• CDC says the Delta variant accounts for about 10% of COVID-19 cases in the US
  • Experts warn that the variant could mutate and become more dangerous
  • Former White House adviser warns about potential COVID-19 outbreaks in the fall

Former White House senior adviser for coronavirus response has described the Delta variant, first identified in India, as “COVID-19 on steroids” and urged Americans to get vaccinated against the virus.

“If you haven’t been vaccinated, or you live in a community where there’s a lot of people who haven’t been vaccinated, this is a more virulent strain,” Andy Slavitt told CNN on Wednesday. “This is like COVID on steroids. You can be around people for less time and still get exposed."

“So it’s yet another reason why people should, if they haven’t been vaccinated, should think about getting vaccinated,” he added.

Slavitt also warned about potential COVID-19 outbreaks in the fall, particularly in areas in the Southeast United States, where vaccination rates have slowed down in recent weeks.

The U.S. Centers for Disease Control and Prevention labeled the Delta strain a “variant of concern” after a report from Public Health England showed it is 60% more transmissible than the Alpha variant, which was first detected in the U.K. and is 50% more contagious than the original strain.

Health experts also warned that the Delta variant now accounts for 10% of all new cases reported in the U.S., with former Food and Drug Administration Commissioner Scott Gotlieb noting that the case numbers are doubling every two weeks.

“Right now in the United States, it's about 10% of infections. It's doubling every two weeks. So it's probably going to become the dominant strain here in the United States. That doesn't mean that we're going to see a sharp uptick in infections, but it does mean that this is going to take over,” Gotlieb told CBS News on Sunday.

Recent reports indicate that the Delta variant may be more serious than other strains. It could also have the ability to evade the protection offered by COVID-19 vaccines.
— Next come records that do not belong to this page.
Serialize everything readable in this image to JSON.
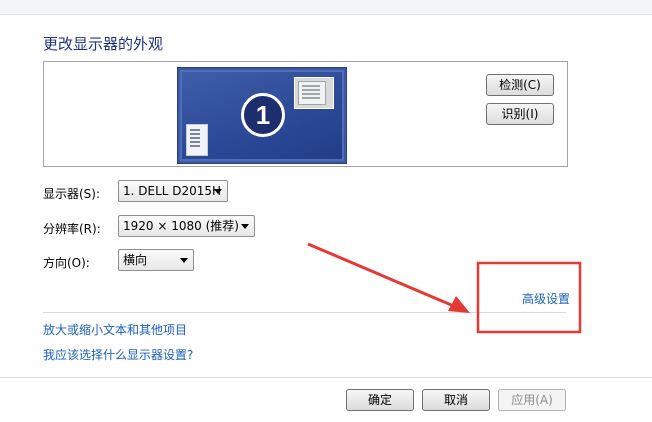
{
  "title": "更改显示器的外观",
  "preview": {
    "monitor_number": "1"
  },
  "buttons": {
    "detect": "检测(C)",
    "identify": "识别(I)",
    "ok": "确定",
    "cancel": "取消",
    "apply": "应用(A)"
  },
  "fields": {
    "display_label": "显示器(S):",
    "display_value": "1. DELL D2015H",
    "resolution_label": "分辨率(R):",
    "resolution_value": "1920 × 1080 (推荐)",
    "orientation_label": "方向(O):",
    "orientation_value": "横向"
  },
  "links": {
    "advanced": "高级设置",
    "text_size": "放大或缩小文本和其他项目",
    "which_settings": "我应该选择什么显示器设置?"
  },
  "colors": {
    "link": "#1a5fc5",
    "title": "#1e3287",
    "annotation": "#e53935"
  }
}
Experts warn that the Delta variant could mutate and replicate more if it keeps spreading among the unvaccinated population.

"The worst-case scenario is if Delta mutates into something completely different, a completely different animal, and then our current vaccines are even less effective or ineffective," Vivek Cherian, an internal-medicine physician in Baltimore, told The Business Insider.

COVID-19 has so far claimed more than 600,000 lives in the United States, according to data by Johns Hopkins University.

Early in the pandemic the WHO repeatedly suggested that facemasks worn by the general public risked doing more harm than good
Early in the pandemic the WHO repeatedly suggested that facemasks worn by the general public risked doing more harm than good AFP / GABRIEL BOUYS